(Available records begins)

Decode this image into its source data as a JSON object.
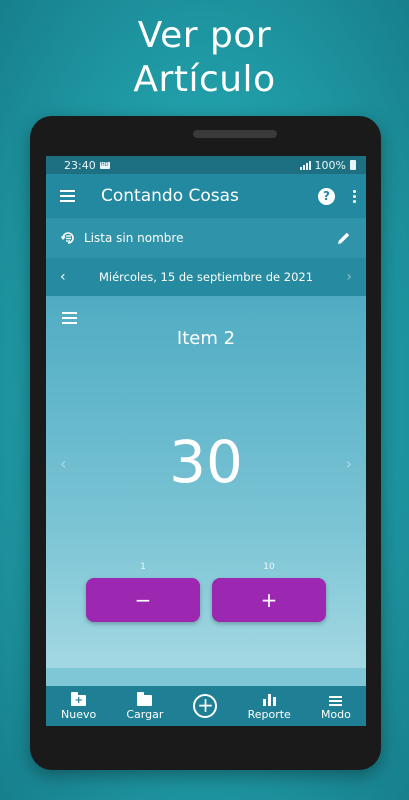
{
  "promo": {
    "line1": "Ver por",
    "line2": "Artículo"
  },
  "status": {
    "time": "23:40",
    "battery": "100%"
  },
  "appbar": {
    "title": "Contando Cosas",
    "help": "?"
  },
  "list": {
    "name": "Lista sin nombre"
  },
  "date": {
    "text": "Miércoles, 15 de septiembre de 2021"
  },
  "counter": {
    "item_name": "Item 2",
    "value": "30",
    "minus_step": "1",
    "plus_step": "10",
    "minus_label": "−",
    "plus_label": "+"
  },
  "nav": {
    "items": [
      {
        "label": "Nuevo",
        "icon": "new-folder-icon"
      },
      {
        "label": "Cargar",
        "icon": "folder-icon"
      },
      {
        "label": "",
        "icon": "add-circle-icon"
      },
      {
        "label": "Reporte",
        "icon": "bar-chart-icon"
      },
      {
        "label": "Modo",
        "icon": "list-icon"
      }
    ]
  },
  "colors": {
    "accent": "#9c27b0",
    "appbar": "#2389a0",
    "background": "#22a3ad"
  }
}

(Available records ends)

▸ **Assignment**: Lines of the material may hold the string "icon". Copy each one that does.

▸ **Result**:
        "icon": "new-folder-icon"
        "icon": "folder-icon"
        "icon": "add-circle-icon"
        "icon": "bar-chart-icon"
        "icon": "list-icon"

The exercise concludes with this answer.